Fortunately, the Alpine priest was a local boy and had a family he could join. We then returned to the historic hotel for their special Christmas dinner. We ate surrounded by beautiful decorations in an elaborate dining room straight out of Victorian Texas.
Christmas memories in Natchez and Nashville
One year in Natchez, Mississippi, we went to mass in the historic Gothic Revival style church that is now St. Mary’s Basilica. Such a beautiful setting! Then we went to the famous Carriage House Restaurant (located in a real shed at one of the majestic Natchez mansions) for their Christmas brunch.

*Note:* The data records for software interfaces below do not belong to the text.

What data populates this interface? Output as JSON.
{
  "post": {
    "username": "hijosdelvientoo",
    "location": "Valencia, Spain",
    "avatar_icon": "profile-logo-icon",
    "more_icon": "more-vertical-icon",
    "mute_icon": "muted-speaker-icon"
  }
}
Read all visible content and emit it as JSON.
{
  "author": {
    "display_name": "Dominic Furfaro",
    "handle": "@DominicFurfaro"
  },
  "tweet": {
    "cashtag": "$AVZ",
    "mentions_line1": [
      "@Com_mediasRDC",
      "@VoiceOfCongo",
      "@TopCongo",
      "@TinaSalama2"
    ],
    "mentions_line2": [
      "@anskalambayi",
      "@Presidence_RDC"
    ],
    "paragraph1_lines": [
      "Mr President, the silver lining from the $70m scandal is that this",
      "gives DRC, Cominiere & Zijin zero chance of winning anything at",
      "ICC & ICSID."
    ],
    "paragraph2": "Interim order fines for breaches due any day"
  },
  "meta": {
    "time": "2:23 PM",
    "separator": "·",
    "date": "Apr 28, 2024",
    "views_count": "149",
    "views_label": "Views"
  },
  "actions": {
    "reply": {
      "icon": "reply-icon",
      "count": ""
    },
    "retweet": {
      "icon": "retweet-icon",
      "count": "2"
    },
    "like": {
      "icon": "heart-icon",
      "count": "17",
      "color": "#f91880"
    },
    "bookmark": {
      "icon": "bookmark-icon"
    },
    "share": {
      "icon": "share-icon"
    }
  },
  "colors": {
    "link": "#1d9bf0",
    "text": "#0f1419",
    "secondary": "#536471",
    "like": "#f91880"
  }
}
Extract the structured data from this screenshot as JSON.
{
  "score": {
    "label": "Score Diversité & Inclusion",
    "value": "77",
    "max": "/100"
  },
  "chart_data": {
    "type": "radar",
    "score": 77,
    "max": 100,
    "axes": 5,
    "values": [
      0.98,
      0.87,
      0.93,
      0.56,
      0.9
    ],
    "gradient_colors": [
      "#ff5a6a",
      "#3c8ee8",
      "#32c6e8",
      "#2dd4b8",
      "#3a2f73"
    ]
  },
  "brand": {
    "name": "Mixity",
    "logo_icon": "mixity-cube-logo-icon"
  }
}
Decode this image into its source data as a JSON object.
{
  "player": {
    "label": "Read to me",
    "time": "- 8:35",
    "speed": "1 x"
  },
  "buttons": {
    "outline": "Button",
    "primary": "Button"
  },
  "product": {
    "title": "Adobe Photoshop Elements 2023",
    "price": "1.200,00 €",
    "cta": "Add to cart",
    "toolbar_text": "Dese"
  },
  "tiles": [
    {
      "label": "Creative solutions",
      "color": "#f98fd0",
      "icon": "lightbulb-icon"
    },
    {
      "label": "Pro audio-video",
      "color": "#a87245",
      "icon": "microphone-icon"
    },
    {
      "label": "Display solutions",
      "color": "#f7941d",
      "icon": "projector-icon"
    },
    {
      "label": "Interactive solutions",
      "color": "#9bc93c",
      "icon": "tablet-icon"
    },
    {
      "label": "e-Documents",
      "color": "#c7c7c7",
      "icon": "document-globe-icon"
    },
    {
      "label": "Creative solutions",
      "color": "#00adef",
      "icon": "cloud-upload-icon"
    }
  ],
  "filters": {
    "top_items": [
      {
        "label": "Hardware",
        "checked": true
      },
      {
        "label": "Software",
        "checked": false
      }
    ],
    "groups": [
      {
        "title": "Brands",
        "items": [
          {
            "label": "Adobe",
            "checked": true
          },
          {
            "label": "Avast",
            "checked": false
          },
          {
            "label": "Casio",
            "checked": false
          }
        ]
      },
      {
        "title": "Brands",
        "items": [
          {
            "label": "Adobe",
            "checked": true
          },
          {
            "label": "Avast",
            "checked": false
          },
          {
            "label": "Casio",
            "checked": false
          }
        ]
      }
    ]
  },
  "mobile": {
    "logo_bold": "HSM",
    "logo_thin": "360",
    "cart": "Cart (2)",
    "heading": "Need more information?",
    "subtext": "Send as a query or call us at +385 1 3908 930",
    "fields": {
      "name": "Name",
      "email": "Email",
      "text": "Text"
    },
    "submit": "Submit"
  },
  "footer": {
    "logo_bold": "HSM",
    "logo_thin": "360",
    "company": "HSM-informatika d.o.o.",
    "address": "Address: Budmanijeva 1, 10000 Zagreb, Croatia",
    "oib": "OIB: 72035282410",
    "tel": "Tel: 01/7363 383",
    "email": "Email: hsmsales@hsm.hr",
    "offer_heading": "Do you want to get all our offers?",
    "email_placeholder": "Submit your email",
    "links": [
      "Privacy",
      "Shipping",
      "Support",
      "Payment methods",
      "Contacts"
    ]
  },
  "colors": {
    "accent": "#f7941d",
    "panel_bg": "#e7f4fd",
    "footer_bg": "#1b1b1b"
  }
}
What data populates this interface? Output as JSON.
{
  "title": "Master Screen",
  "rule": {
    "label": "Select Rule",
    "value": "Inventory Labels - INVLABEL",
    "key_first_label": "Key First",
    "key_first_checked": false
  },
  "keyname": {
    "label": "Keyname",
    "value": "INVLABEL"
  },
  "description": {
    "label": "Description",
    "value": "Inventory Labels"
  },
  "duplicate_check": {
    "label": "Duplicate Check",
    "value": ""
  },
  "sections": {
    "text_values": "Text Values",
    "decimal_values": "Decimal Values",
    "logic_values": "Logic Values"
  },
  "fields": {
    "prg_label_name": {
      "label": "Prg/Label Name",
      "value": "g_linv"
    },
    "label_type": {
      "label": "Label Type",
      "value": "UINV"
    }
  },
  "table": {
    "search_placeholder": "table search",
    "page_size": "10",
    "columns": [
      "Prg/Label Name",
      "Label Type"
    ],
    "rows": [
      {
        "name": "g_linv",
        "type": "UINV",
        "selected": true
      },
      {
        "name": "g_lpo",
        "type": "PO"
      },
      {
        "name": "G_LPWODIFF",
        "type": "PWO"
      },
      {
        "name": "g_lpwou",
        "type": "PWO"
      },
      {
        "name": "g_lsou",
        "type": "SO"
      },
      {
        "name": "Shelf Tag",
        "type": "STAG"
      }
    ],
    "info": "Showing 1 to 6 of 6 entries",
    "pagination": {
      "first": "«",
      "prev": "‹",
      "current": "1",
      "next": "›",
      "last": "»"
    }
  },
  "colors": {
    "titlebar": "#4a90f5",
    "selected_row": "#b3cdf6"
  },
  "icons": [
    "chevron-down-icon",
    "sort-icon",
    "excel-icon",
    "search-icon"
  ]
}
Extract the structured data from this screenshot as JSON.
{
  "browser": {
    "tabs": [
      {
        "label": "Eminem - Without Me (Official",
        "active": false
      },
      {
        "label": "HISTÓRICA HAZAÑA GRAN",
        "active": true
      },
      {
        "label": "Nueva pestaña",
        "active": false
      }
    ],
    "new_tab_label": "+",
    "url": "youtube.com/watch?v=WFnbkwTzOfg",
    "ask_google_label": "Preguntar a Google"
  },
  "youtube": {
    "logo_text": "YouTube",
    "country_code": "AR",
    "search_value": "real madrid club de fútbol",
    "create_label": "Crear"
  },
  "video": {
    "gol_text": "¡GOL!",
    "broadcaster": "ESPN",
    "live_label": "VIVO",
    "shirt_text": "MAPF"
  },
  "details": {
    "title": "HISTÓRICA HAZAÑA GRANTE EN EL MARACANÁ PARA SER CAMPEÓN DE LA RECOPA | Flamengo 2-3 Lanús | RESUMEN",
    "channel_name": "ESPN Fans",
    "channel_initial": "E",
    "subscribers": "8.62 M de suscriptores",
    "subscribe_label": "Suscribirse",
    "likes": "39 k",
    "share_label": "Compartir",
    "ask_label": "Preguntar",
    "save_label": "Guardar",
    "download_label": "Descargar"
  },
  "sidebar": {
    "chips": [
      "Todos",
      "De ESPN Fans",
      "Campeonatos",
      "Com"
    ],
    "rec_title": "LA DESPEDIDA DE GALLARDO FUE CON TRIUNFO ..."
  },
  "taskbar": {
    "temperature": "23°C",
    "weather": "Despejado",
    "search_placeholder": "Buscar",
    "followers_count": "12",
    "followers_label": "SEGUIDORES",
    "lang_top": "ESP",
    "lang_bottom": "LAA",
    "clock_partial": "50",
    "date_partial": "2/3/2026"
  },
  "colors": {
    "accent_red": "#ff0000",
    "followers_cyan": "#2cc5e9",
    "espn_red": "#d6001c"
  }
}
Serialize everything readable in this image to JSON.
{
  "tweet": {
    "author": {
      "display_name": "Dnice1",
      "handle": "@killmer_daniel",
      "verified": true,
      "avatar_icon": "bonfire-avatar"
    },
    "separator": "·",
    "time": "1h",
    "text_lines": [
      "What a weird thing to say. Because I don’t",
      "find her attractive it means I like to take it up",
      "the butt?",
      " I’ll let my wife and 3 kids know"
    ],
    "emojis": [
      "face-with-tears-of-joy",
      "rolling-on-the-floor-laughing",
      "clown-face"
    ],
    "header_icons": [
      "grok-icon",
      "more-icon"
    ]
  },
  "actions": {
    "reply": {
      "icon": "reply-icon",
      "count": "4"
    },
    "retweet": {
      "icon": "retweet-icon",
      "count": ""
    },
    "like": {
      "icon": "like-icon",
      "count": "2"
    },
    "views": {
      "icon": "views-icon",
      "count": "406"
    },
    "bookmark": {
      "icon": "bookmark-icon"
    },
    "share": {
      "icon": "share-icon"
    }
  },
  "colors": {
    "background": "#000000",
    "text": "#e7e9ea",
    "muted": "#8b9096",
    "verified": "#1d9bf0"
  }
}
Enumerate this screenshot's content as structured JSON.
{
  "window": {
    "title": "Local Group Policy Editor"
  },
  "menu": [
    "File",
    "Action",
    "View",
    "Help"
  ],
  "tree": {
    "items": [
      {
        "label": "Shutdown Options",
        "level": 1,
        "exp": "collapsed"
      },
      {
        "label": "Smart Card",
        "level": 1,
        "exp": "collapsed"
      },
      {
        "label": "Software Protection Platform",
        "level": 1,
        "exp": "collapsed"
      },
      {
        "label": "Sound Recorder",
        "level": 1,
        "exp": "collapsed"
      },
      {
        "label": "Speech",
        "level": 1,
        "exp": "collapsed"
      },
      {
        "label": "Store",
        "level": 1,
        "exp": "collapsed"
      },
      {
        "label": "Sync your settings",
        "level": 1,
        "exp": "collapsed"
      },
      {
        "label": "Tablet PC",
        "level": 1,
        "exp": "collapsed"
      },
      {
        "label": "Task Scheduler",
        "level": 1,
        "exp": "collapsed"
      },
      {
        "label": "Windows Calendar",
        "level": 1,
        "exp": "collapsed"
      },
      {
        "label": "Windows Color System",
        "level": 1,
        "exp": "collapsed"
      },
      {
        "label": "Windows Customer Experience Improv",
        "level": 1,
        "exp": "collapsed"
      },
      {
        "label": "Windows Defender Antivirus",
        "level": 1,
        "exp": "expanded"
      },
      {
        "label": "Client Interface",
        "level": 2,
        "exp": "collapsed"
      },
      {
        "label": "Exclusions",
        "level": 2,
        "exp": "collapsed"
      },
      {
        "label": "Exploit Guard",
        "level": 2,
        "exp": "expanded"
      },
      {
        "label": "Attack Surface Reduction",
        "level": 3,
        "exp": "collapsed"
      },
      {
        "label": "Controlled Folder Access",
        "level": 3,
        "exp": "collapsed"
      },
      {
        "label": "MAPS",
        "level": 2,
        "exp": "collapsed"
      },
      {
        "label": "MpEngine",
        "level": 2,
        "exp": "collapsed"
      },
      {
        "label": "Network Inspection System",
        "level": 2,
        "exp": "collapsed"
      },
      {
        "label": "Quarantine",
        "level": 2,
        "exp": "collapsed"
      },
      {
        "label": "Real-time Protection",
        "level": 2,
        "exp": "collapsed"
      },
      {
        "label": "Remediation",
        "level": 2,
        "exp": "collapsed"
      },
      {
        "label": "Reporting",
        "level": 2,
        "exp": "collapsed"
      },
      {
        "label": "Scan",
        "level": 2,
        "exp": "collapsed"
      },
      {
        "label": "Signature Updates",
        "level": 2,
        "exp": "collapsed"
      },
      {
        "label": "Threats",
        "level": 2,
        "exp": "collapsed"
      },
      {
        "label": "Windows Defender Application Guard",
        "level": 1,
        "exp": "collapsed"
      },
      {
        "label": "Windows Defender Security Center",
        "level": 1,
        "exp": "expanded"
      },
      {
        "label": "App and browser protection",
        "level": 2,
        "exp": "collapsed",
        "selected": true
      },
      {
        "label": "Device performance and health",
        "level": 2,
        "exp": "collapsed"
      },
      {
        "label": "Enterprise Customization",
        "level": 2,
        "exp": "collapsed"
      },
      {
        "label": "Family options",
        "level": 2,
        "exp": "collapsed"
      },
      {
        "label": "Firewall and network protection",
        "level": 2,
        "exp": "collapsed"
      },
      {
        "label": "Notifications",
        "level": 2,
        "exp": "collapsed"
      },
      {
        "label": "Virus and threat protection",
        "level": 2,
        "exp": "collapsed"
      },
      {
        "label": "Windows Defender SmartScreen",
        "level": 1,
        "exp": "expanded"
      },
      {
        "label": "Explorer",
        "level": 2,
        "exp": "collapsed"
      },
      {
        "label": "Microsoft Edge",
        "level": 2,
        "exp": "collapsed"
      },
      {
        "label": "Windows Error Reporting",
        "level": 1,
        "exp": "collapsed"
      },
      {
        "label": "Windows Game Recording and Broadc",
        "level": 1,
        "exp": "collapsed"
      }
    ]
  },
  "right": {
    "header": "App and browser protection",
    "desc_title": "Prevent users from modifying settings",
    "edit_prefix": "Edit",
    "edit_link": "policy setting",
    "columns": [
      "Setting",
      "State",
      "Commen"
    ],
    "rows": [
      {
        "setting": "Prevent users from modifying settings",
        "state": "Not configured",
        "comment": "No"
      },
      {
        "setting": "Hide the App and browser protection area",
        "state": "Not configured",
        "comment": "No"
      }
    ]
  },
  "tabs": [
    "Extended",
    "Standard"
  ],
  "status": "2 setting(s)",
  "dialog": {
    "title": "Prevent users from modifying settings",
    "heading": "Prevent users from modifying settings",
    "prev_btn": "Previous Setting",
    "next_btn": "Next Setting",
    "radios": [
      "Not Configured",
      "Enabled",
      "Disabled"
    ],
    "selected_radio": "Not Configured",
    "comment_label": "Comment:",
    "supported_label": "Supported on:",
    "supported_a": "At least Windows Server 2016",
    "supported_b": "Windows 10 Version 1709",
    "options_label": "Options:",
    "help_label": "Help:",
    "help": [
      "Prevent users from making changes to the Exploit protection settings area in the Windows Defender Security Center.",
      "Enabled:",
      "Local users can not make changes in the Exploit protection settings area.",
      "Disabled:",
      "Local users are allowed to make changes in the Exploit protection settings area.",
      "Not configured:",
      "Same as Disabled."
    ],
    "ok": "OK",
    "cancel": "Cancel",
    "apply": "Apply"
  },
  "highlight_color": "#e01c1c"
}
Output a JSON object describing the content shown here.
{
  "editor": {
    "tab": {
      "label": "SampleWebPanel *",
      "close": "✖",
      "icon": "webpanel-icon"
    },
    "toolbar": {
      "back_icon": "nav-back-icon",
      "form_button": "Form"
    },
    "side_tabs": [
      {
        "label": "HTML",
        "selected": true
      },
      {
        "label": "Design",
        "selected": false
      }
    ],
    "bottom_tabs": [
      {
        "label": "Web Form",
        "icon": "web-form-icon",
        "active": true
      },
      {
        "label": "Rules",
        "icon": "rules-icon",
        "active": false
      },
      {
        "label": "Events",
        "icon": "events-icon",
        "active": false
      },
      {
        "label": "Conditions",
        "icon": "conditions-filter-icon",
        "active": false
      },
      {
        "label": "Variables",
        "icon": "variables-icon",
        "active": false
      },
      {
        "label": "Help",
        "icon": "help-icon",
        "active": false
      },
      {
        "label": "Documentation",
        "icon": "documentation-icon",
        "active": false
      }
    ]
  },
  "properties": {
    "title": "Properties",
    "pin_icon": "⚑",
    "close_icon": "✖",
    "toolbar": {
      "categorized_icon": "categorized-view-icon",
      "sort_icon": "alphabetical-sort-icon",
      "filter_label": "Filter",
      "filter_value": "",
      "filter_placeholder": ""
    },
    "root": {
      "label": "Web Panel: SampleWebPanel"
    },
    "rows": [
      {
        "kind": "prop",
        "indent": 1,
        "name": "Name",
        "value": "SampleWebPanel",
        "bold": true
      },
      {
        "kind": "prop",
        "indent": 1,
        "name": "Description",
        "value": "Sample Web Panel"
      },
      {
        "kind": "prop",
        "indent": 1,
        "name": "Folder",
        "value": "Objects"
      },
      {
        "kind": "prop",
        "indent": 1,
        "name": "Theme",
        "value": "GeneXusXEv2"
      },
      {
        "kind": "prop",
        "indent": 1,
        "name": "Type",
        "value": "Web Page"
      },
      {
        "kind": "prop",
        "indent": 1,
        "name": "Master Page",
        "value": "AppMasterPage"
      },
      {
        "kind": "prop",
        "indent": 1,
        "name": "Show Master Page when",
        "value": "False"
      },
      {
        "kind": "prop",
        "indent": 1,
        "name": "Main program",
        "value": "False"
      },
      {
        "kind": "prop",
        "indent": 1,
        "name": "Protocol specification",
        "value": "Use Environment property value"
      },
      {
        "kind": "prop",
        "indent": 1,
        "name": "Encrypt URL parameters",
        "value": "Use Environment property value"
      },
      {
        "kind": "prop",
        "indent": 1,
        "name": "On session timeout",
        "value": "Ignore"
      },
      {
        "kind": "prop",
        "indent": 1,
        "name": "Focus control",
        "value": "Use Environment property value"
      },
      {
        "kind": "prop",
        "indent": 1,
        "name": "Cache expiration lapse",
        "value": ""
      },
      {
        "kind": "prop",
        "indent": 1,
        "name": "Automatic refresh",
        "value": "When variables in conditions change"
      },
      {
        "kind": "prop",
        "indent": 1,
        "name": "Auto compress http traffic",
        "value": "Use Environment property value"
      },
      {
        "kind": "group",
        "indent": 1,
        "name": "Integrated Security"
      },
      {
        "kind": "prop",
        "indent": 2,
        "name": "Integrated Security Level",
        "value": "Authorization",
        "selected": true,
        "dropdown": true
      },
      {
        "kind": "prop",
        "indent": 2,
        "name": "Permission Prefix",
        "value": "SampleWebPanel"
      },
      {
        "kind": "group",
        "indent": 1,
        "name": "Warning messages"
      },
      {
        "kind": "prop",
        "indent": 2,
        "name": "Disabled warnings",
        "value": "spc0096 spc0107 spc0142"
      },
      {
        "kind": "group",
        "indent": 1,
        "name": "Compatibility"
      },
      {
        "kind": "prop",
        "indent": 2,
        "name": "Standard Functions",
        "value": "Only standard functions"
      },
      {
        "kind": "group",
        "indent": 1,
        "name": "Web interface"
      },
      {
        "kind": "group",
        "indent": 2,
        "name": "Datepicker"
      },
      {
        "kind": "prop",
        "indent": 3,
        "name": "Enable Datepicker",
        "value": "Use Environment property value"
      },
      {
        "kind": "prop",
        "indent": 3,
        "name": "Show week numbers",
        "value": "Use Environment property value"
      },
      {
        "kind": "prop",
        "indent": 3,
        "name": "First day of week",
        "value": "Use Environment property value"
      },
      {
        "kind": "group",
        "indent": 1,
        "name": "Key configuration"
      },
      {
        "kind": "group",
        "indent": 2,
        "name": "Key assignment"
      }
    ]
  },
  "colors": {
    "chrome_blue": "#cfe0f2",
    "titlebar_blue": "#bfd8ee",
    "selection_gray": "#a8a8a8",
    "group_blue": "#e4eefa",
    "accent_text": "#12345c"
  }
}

We noticed a number of familiar faces from the Mass. It seemed that almost everyone at the church had come to the Carriage House as well. People greeted us as if we were regular parishioners! Classic southern hospitality.
Another year, we were in Nashville, Tennessee, and attended a Christmas Eve mass so that the next morning we could walk down the Natchez Trace.
The first stop on the trip was straight from a Christmas card. We walked through the mountain forest, lightly dusted with snow, as large flakes gently fell. It was as if Santa Claus and his sleigh were flying any minute. So perfect!
Mass is at home wherever you are
Our only Christmas abroad was in Montevideo, Uruguay. Mass was held at the cathedral in the city’s central square. It was a large church, but in dire need of renovation and surprisingly uncrowded.
Either way, mass was mass. In a different language, in an unusual setting, but basically the same. We saw the dedication, we took communion, we were able to pray in front of the tabernacle.
Notice the link in these stories? We went here, we went to mass; we went there, we went to mass. Our lives are always linked by our faith. Our journeys are more meaningful if we stop to come into contact with God.
So, as a Catholic, you are never alone. There is usually a church and other Catholics nearby. You fit in well because you are one of them. You feel comfortable because the liturgy is so familiar even though the building is not.
For Catholics, if you want to feel at home, just go to mass.